A Month With The Surface 3

When Microsoft launched the Surface 3 I was a little sceptical of the device. It was priced close to the iPad but without the huge range of apps; it was a low power Atom based device, but significantly more expensive than some other Atom devices.

As an iPad and MacBook Air owner you could say that I was slap bang in the middle of Microsoft's target market. As a Surface Pro owner my more natural upgrade path would seem to be the Surface Pro 3. The Surface 3 has proven capable enough to replace all three of those devices for me.

Its an easy device to live with. It's light and portable, has excellent battery life and great connectivity. The screen is a decent size, the keyboard is excellent and the trackpad is good enough for daily use. Performance turns out to be excellent, that Atom processor is the first quad-core 64-bit version of its line and turns out to be very capable.
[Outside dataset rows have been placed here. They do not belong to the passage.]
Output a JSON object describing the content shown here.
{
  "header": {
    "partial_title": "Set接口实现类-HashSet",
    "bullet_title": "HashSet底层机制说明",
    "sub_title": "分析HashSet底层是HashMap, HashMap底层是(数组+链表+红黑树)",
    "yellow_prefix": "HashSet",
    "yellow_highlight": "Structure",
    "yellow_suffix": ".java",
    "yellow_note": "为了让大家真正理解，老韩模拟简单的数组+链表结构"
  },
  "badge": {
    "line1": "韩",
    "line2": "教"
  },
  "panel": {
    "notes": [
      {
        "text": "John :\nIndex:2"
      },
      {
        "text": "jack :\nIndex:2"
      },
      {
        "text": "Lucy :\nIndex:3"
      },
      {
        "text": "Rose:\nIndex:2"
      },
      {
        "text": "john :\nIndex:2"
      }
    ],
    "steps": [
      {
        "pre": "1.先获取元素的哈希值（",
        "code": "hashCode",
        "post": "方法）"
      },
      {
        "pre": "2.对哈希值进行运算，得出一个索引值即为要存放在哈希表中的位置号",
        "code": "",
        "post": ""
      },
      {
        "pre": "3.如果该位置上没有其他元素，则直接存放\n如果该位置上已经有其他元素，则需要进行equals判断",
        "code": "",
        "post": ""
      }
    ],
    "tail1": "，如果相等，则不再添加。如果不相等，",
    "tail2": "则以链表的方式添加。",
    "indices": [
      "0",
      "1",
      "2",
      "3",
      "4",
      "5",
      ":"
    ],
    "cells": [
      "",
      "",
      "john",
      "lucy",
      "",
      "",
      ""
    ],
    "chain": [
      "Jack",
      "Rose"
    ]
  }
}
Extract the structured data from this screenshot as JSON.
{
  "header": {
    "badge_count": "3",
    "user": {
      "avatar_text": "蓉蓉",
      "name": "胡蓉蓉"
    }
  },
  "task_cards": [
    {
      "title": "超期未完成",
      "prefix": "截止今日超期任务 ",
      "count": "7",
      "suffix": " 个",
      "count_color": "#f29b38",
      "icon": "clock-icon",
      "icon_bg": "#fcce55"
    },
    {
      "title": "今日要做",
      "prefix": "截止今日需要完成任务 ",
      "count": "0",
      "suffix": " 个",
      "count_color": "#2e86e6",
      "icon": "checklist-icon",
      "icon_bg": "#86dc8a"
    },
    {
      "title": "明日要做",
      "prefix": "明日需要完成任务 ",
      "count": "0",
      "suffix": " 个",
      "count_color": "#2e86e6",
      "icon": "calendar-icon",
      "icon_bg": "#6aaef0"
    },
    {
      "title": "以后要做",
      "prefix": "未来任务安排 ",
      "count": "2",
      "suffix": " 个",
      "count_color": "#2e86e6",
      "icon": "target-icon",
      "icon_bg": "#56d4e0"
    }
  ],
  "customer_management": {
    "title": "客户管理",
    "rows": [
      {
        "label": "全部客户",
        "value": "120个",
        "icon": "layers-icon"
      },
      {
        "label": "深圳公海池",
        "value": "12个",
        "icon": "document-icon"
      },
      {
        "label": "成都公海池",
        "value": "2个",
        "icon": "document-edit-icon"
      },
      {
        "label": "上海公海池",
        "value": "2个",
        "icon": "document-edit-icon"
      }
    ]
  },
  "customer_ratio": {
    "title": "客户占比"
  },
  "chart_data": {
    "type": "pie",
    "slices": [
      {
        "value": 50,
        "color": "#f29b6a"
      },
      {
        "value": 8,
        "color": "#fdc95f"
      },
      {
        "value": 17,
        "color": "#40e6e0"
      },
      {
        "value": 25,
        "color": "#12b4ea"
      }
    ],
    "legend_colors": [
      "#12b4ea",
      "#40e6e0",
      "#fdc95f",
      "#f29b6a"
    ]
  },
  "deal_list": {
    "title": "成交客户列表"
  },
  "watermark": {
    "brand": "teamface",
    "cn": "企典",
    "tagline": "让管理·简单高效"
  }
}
What the Surface 3 does well is demonstrate how good Windows can be on good hardware. Which I guess is the whole reason for the existence of the Surface line.
Where the Surface 3 really wins is its versatility. Walking between offices here in Auckland its as easy to carry as an iPad. I use the Surface Pen and OneNote in meetings - an awful lot less intrusive than dropping a laptop onto the meeting table and a lot more capable than trying to capture notes on the iPad. When I'm at a desk it's as capable and functional as a laptop and, if I'm doing something that requires me to sit at a desk for any length of time, I can plug in one of the USB 3 docks that we have on every desk here and I'm running two external screens, a mouse and a keyboard.
Charging is easy enough too. The offices here are littered with iPhone 6 and Samsung S5 chargers (our corporate options for phones), either charger juices the Surface 3 whilst in use, albeit quite slowly. The combination of excellent battery life and being able to jack in anywhere means no battery anxieties for me.
At its third attempt Microsoft really has delivered with the Surface. It does the tablet experience as well as the iPad, it does the laptop experience as well as a laptop, and it turns out that flexibility is its biggest advantage over either.
I can't see me switching back to the old way of working...